It’s easy to dismantle a yurt. However, installing one requires following some special rules. The yurt’s geometry is solid and craftspeople are well aware of the dimensions needed for each detail to make the structure stable against even the strongest winds. The interior setting of a yurt has designated areas: the left part belongs to men and the right for women, thus ensuring balance. The male part of the yurt traditionally has clothing, hunting tools, or crafts hanging on the wall, while the right side has women’s clothing and a kitchen. The center of the yurt is allocated for the fireplace, kolomto, which has a sacral meaning for Kyrgyz people. According to beliefs, fire purifies and keeps evil spirits away.
The element is of great value to the community. The Kyzyl-Tuu community managed to safeguard the traditional knowledge and skills required for making every detail of the yurt, and are proud of their heritage. Traditionally, the knowledge and skills have been passed down from mother to daughter, from father to son, or from master to apprentice over many generations. From time to time, the villagers organize community meetings and discuss the issues of maintaining the quality of craft products, the use of natural materials, and safety rules. The craftspeople of Kyzyl-Tuu are highly demanding in terms of the quality of yurt-making, including the interior decoration. They say, that a yurt’s wooden construction details must serve at least thirty years, while the felt crafts such as shyrdak (felt carpet) have an average lifespan of about one hundred years.
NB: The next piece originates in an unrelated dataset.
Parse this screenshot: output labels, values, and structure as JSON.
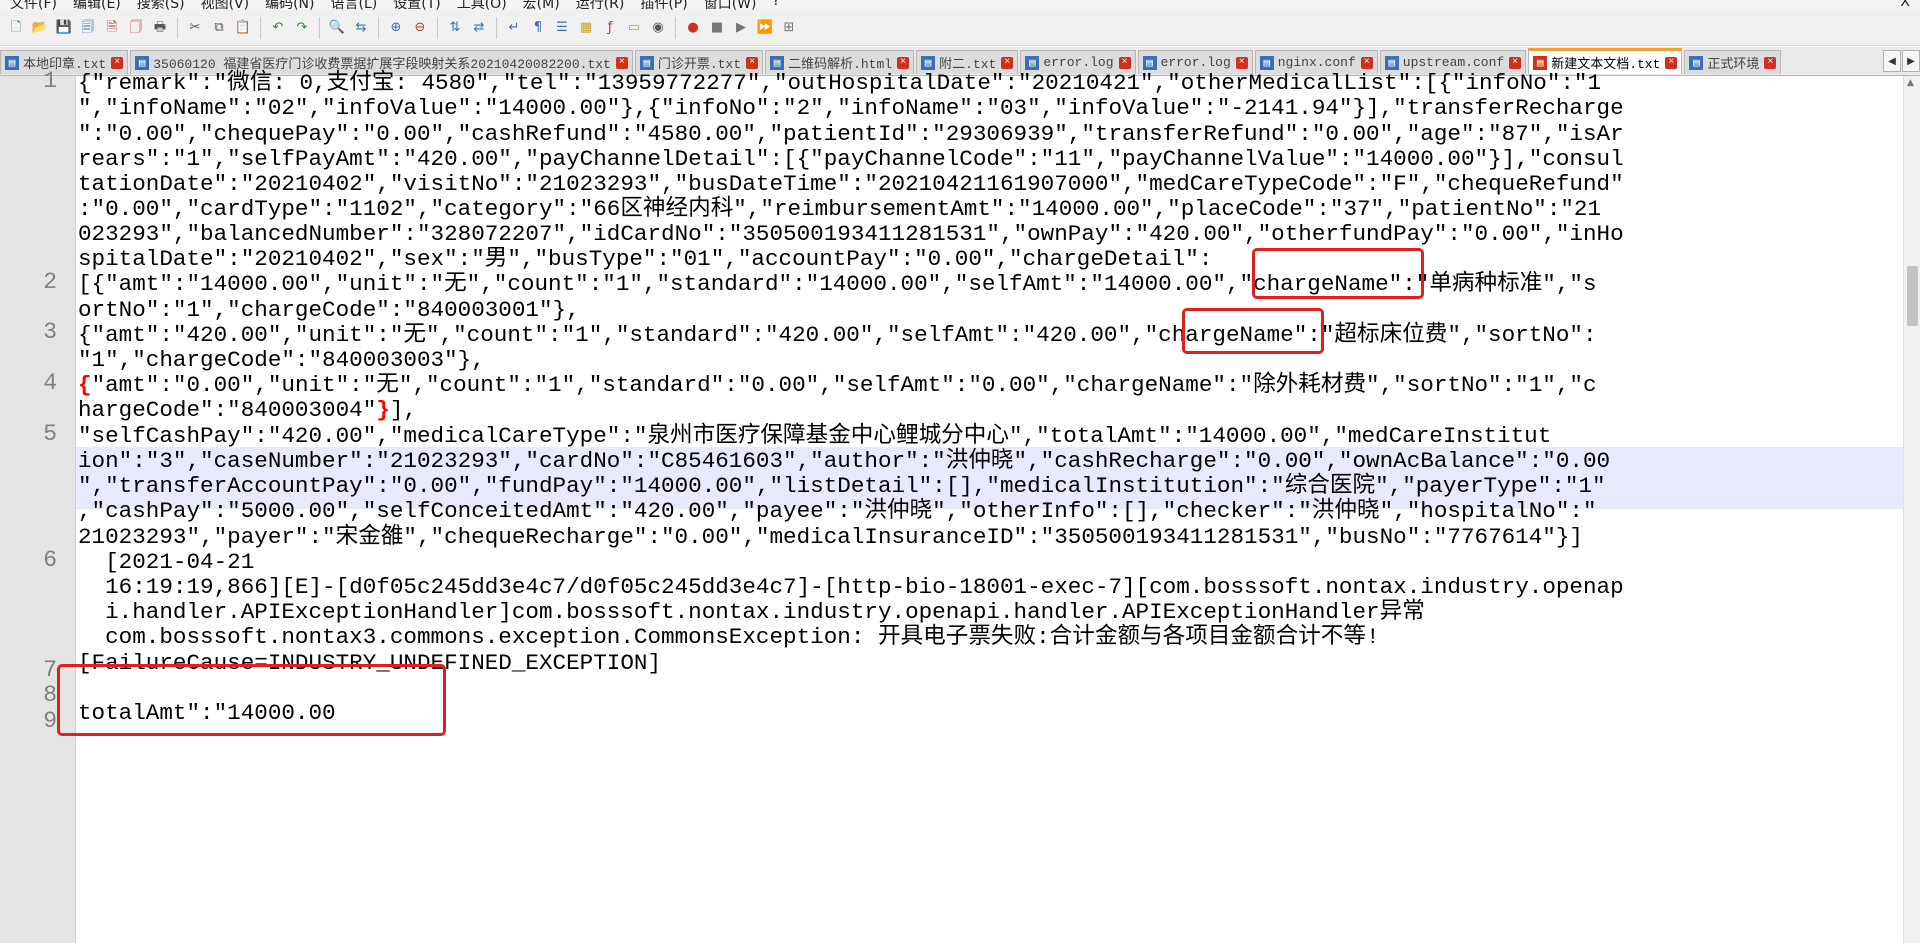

Nowadays, the community is proud of the younger generation who are engaged in yurt-making. Both older and younger craftspeople make new yurts and restore old ones for use in exhibitions, eco-tourism, or for sale. It should be noted that despite yurt-making being the main source of income for the craftspeople, the element is not at risk of over-commercialization. The community of craftspeople continue to use traditional knowledge and skills that reflect their identity and strengthen their sense of belonging. Moreover, the craft contributes to the sustainable development of the community.
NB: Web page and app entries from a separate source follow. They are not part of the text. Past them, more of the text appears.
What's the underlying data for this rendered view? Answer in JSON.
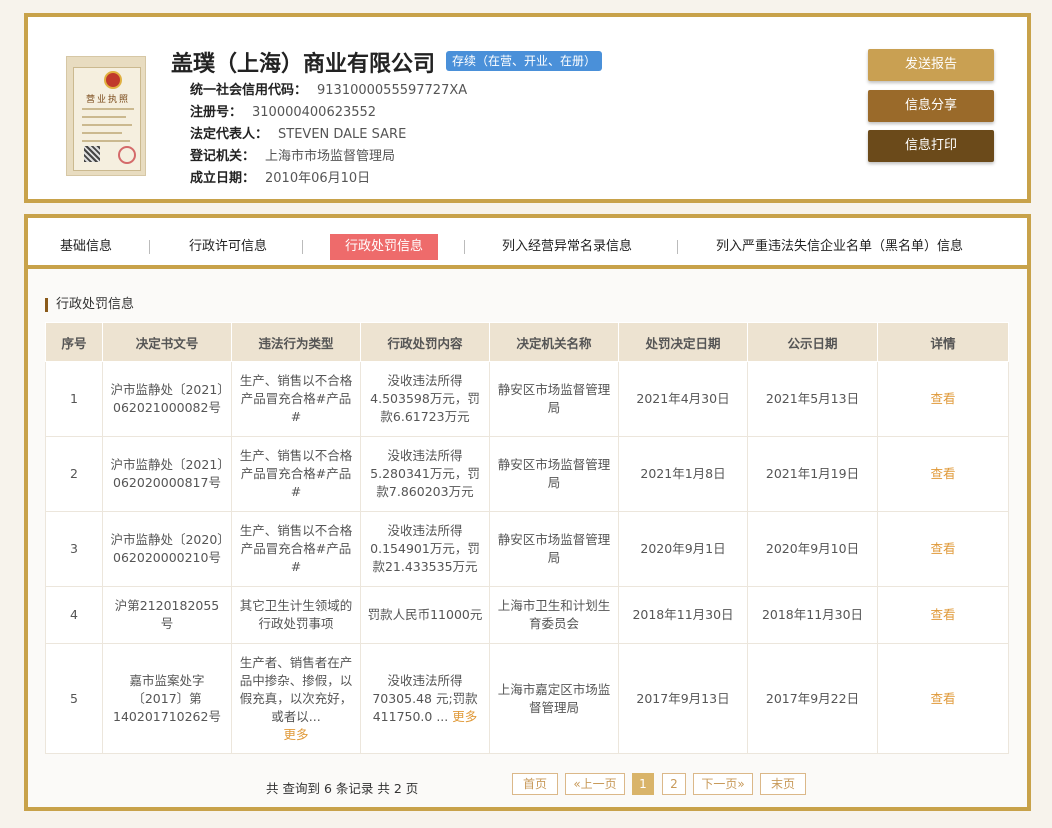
{
  "company": {
    "name": "盖璞（上海）商业有限公司",
    "status": "存续（在营、开业、在册）",
    "license_title": "营业执照",
    "fields": [
      {
        "key": "统一社会信用代码：",
        "value": "9131000055597727XA"
      },
      {
        "key": "注册号：",
        "value": "310000400623552"
      },
      {
        "key": "法定代表人：",
        "value": "STEVEN DALE SARE"
      },
      {
        "key": "登记机关：",
        "value": "上海市市场监督管理局"
      },
      {
        "key": "成立日期：",
        "value": "2010年06月10日"
      }
    ]
  },
  "actions": {
    "send_report": "发送报告",
    "share": "信息分享",
    "print": "信息打印"
  },
  "tabs": [
    "基础信息",
    "行政许可信息",
    "行政处罚信息",
    "列入经营异常名录信息",
    "列入严重违法失信企业名单（黑名单）信息"
  ],
  "section_title": "行政处罚信息",
  "table": {
    "headers": [
      "序号",
      "决定书文号",
      "违法行为类型",
      "行政处罚内容",
      "决定机关名称",
      "处罚决定日期",
      "公示日期",
      "详情"
    ],
    "rows": [
      {
        "no": "1",
        "doc": "沪市监静处〔2021〕062021000082号",
        "type": "生产、销售以不合格产品冒充合格#产品#",
        "content": "没收违法所得4.503598万元，罚款6.61723万元",
        "org": "静安区市场监督管理局",
        "decision_date": "2021年4月30日",
        "publish_date": "2021年5月13日",
        "detail": "查看"
      },
      {
        "no": "2",
        "doc": "沪市监静处〔2021〕062020000817号",
        "type": "生产、销售以不合格产品冒充合格#产品#",
        "content": "没收违法所得5.280341万元，罚款7.860203万元",
        "org": "静安区市场监督管理局",
        "decision_date": "2021年1月8日",
        "publish_date": "2021年1月19日",
        "detail": "查看"
      },
      {
        "no": "3",
        "doc": "沪市监静处〔2020〕062020000210号",
        "type": "生产、销售以不合格产品冒充合格#产品#",
        "content": "没收违法所得0.154901万元，罚款21.433535万元",
        "org": "静安区市场监督管理局",
        "decision_date": "2020年9月1日",
        "publish_date": "2020年9月10日",
        "detail": "查看"
      },
      {
        "no": "4",
        "doc": "沪第2120182055号",
        "type": "其它卫生计生领域的行政处罚事项",
        "content": "罚款人民币11000元",
        "org": "上海市卫生和计划生育委员会",
        "decision_date": "2018年11月30日",
        "publish_date": "2018年11月30日",
        "detail": "查看"
      },
      {
        "no": "5",
        "doc": "嘉市监案处字〔2017〕第140201710262号",
        "type": "生产者、销售者在产品中掺杂、掺假，以假充真，以次充好，或者以...",
        "type_more": "更多",
        "content": "没收违法所得 70305.48 元;罚款 411750.0 ...",
        "content_more": "更多",
        "org": "上海市嘉定区市场监督管理局",
        "decision_date": "2017年9月13日",
        "publish_date": "2017年9月22日",
        "detail": "查看"
      }
    ]
  },
  "pager": {
    "info": "共 查询到 6 条记录 共 2 页",
    "first": "首页",
    "prev": "«上一页",
    "page1": "1",
    "page2": "2",
    "next": "下一页»",
    "last": "末页"
  },
  "colors": {
    "gold": "#c8a24a",
    "active_tab": "#ee6b6b",
    "link": "#e09a3a",
    "badge": "#4a90d9"
  }
}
Recognizing the importance of the element, in 2012, communities and other stakeholders of Kyrgyzstan and Kazakhstan united in a workgroup to elaborate a nomination file. The communities of craftspeople were the main driving force in this process, having actually initiated it. After several years of joint work, the nomination “Traditional knowledge and skills in making Kyrgyz and Kazakh yurts (Turkic nomadic dwellings)” was inscribed on the UNESCO Representative List of the Intangible Cultural Heritage of Humanity in 2014. Different types of activities such as fairs, meetings, exhibitions, and contests are organized regularly by the two countries to promote the element. Communities constantly arrange events on a local level and take part in international exhibitions such as EXPO to raise awareness among international communities. The yurt still has a major role in the lives of the Kyrgyz and Kazakh people. Moreover, it is a symbol of national identity, family, hospitality, and testimony of rich ancestral knowledge in harmonic coexistence with nature.
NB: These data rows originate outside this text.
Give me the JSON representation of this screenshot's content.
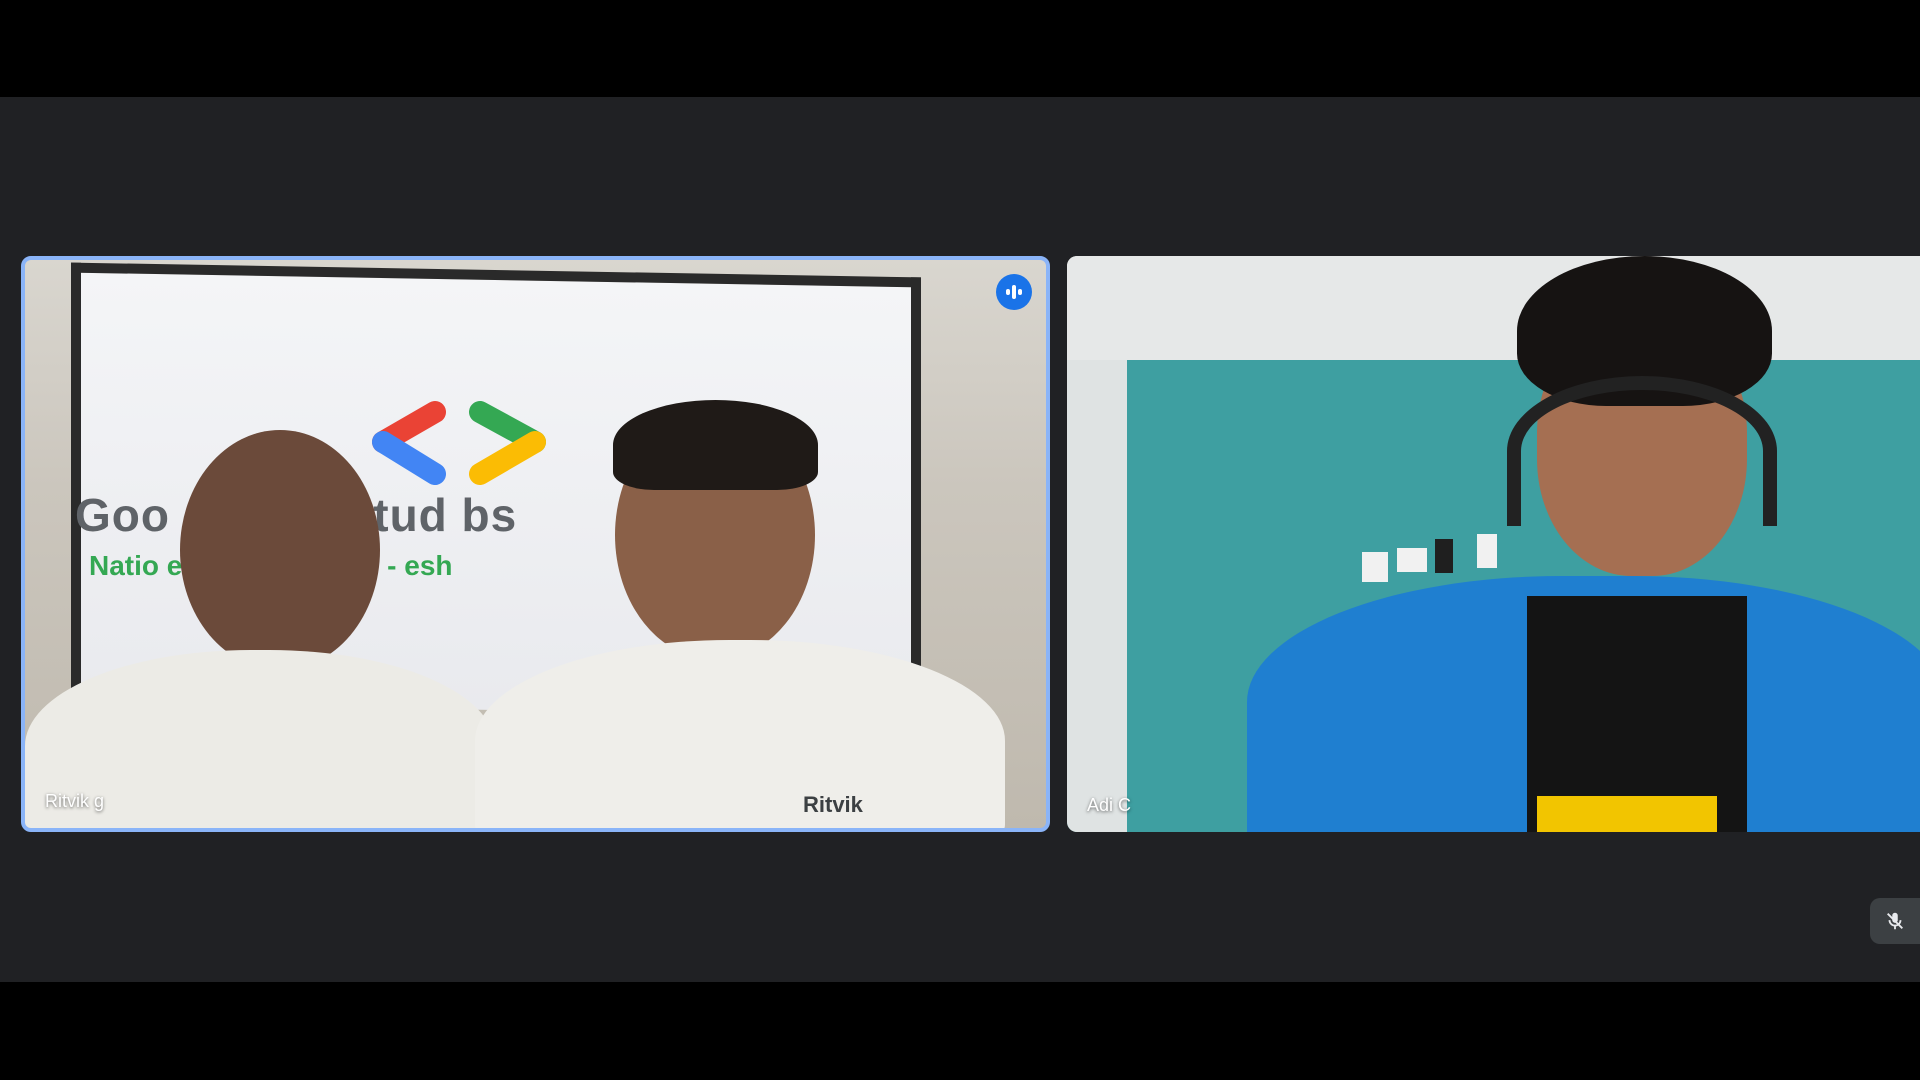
{
  "meeting": {
    "participants": [
      {
        "name": "Ritvik g",
        "is_speaking": true,
        "screen_heading": "Goo        eloper Stud       bs",
        "screen_subheading": "Natio        e of Technology -         esh",
        "shirt_text": "Ritvik"
      },
      {
        "name": "Adi C",
        "is_speaking": false
      }
    ],
    "controls": {
      "mic_state": "muted"
    }
  },
  "colors": {
    "stage_background": "#202124",
    "active_speaker_border": "#8ab4f8",
    "speaking_badge": "#1a73e8",
    "control_button": "#3c4043"
  },
  "icons": {
    "speaking_indicator": "audio-level-icon",
    "mic_muted": "mic-off-icon"
  }
}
Craftswomen during the work process under the leadership of an elder master © National Commission of the Kyrgyz Republic for UNESCO